= Instructions to follow =
Search through the entries for the word "icon" and copy every line that has it.

= Data records for software interfaces =
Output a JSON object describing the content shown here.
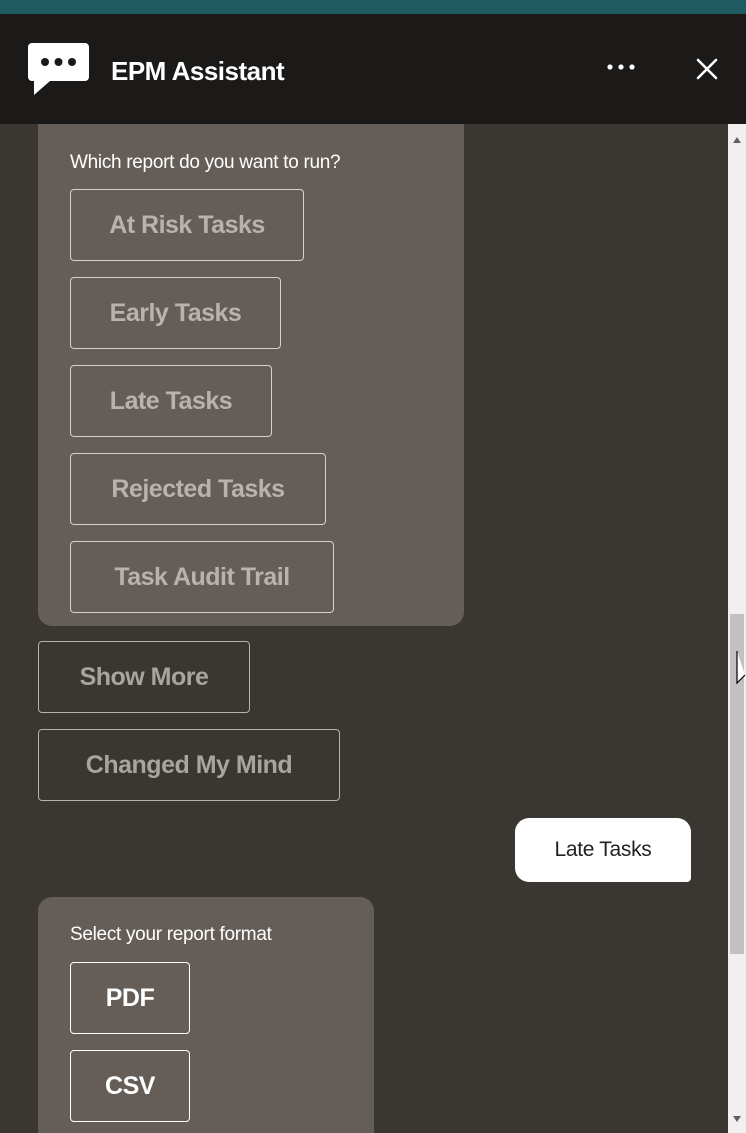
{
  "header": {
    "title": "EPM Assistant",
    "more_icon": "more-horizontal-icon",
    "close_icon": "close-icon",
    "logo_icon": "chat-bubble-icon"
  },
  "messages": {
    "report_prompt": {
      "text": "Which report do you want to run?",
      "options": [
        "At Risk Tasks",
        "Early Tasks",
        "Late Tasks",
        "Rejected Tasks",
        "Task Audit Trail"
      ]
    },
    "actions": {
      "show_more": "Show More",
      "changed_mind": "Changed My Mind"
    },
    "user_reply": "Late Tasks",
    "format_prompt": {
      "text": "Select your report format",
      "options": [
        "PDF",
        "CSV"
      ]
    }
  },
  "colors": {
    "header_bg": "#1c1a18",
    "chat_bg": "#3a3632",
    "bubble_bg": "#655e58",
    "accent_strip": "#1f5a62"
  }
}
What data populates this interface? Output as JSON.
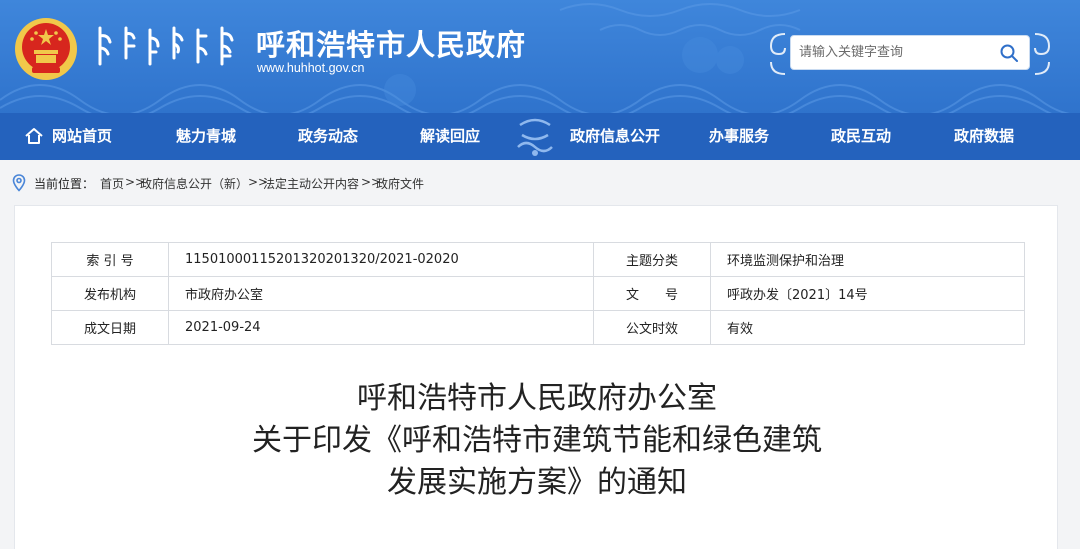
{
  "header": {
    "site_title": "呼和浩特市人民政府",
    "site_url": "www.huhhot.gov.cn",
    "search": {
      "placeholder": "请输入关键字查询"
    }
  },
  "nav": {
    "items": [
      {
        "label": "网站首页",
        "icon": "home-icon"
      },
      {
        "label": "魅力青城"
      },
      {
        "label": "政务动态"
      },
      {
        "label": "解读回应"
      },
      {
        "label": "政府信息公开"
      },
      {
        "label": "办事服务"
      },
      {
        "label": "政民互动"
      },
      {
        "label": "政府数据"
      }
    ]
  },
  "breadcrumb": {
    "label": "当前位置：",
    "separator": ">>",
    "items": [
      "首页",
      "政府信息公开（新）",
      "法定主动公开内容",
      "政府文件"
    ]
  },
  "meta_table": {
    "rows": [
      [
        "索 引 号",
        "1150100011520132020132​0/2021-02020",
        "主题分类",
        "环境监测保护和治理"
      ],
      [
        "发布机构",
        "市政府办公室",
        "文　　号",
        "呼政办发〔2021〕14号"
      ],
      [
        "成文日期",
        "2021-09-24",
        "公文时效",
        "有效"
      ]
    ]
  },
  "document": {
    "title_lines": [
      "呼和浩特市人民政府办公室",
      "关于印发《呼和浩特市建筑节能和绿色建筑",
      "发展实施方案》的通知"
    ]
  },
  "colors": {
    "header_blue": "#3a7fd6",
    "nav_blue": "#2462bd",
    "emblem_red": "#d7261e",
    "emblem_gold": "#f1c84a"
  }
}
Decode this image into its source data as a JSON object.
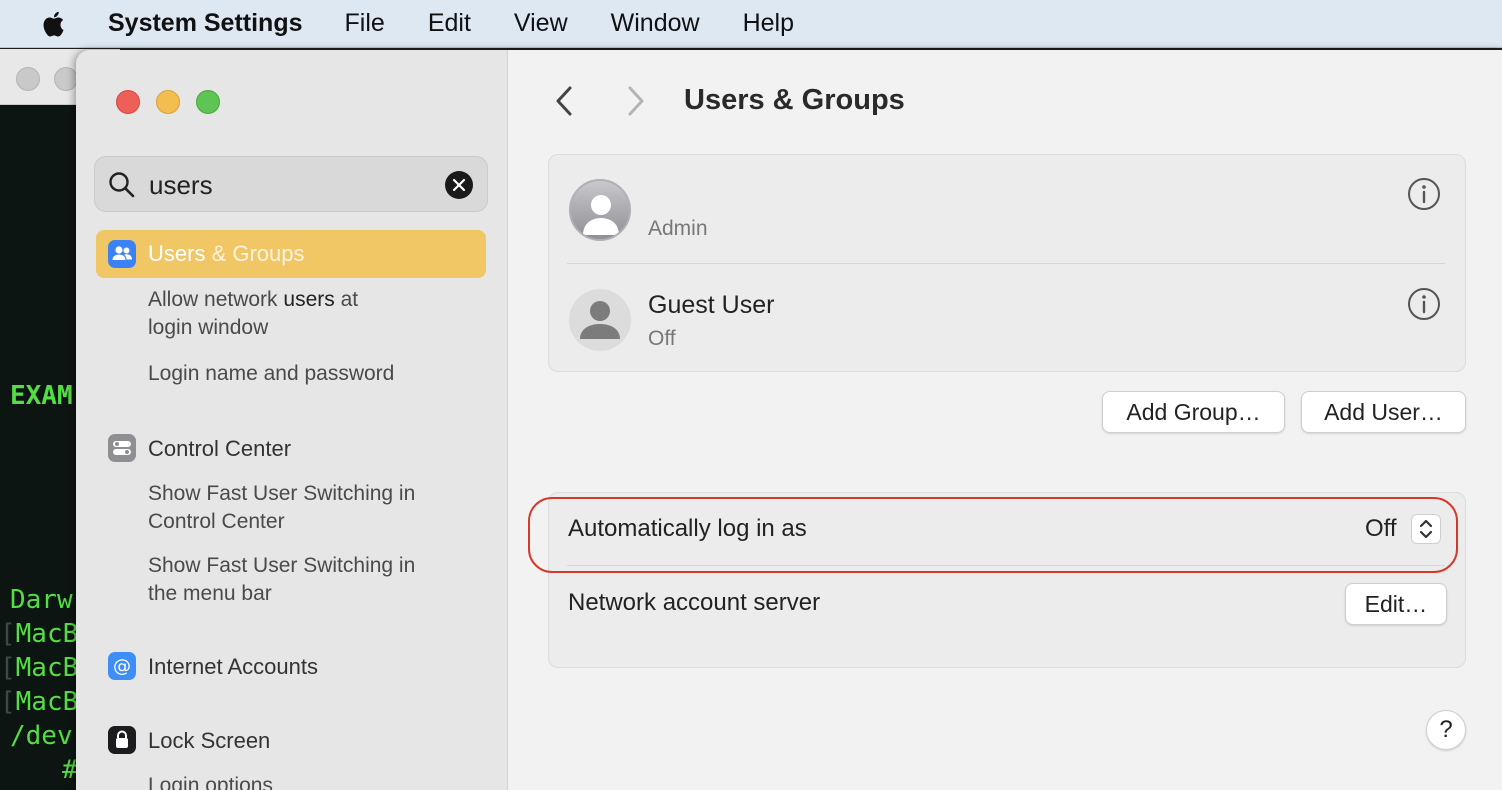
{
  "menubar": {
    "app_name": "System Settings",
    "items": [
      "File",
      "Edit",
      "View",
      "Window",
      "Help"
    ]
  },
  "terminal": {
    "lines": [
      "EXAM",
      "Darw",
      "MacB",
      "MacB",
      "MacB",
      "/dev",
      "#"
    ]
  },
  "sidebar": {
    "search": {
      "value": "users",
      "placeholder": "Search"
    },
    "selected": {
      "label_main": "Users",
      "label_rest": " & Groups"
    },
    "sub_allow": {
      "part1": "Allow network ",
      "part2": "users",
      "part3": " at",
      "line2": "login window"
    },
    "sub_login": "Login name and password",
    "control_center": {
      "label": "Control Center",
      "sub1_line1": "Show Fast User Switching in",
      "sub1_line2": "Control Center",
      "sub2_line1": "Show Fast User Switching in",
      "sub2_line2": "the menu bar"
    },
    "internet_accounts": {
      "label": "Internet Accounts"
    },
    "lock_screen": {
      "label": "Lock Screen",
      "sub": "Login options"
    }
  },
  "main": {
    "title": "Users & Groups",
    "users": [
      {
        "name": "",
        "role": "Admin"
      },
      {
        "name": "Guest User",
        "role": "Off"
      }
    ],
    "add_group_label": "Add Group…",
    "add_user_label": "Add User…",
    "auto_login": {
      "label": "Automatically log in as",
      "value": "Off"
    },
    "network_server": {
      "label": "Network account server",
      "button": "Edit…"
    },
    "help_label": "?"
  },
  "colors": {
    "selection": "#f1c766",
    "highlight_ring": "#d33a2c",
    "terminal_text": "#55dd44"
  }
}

= Result for this exercise =
    "more_icon": "more-horizontal-icon",
    "close_icon": "close-icon",
    "logo_icon": "chat-bubble-icon"
        "icon": "home-icon"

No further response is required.